When we finally get to the real enemy of the film, the movie does pick up. I’ll forgive the fact that this bear attack came out of nowhere because the movie was trying its damnedest to make me look at everything but the possibilities of a bear. Anyway, the bear attack in Backcountry is one of the worst things I have ever seen. First of all, this attack accentuates the terrible direction that I mentioned earlier. Not only does this scene have shaky cam, but it’s to an extent where I literally couldn’t make heads or tails from anything on the screen. They might as well have just had a black screen and the sounds of a bear and humans screaming. To top off this terrible (for lack of a more harsh term) direction, the editing tried it’s best to shake me off as well. I’ve never had a movie act like it was trying to actively get rid of me before I watched this scene, but now I can honestly say that I understand the feeling. The direction and editing in this scene double up to create one of the worst pairs in cinematic history that not only confuse you, but they refuse to let you get your bearings (get it? BEAR-ings). To add to this, as soon as you do get to see what’s going on you wish that you hadn’t. The effects in this movie (at least the ones I’m going to mention now) are terrible. The bear is fake (well not fake, but digitally added into the scene), the blood on the bear is fake, and even the fucking bear spray is fake. What the fuck? You couldn’t use an actual orange mist? All of this culminates into what is easily the worst scene in the movie, and one of the worst sequences I have ever seen. But it isn’t all doom and gloom, because Backcountry manages to do one thing right: the gore effects. Even though you couldn’t see shit when the bear attacked, you did get to see the aftermath of that attack; and it was beautifully disgusting. Instead of adding on to the awful CGI we got wonderful practical effects that actually made my stomach turn. I mean, we literally get to see a dude with his lips hanging off of his face. How metal is that? It’s just a shame that the rest of this encounter had to bring the movie down so much, because if it hadn’t than I might have actually looked upon this film favourably. The last two things I want to briefly mention are just brief story points that didn’t sit right with me. First of all, why was that Irish guy being such a creep? He wasn’t the villain, so why did the movie try so fucking hard to make us afraid of him. I can see a character being ‘not quite right’, but this dude was an outright piece of shit. It just seems like a really out of place character when you look back on what the movie was really about. And secondly, why didn’t the chick in the movie use the whistle or the flare ever? I mean she starts screaming early on, but a whistle is louder and takes less effort to produce sound. I thought she had lost it until she pulled it out toward the end of the film. Are whistles a limited use item? Did she only have so many blows left before it disintegrated in her had? And why didn’t she use the flare when she heard the helicopter? She was already in a tree (as high as she could go), so I feel like lighting the flare would have given her pretty good odds of being seen. Instead she spends her time climbing down from the tree and then screaming at the helicopter. It’s just little things like that that piss me off about horror films, and Backcountry was no different.

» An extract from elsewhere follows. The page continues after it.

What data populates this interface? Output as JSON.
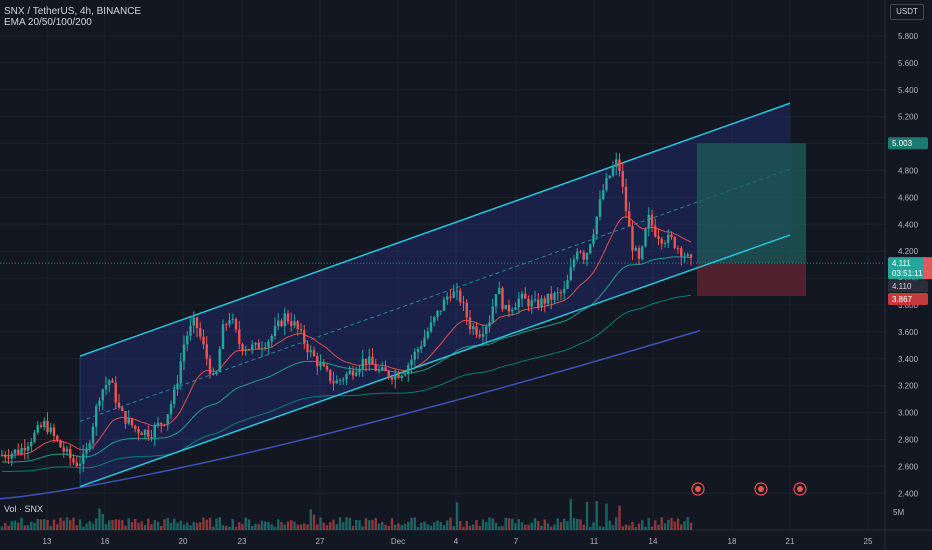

Overall Backcountry is a movie that tries to be something it’s not. Instead of presenting the story to you in a timely manner, it misdirects you until you have no idea what (if anything) is going on, and then pulls the rug out from under you by introducing a completely new third party as a villain. The film tries to keep tensions high, but instead it falls flat by just consisting of characters walking through the woods for 90 minutes with absolutely nothing happening. The direction is terrible, the effects are bad (except for the gore effects), and the writing is weak. Backcountry should have stayed where it belongs: lost in the woods.
I give Backcountry a D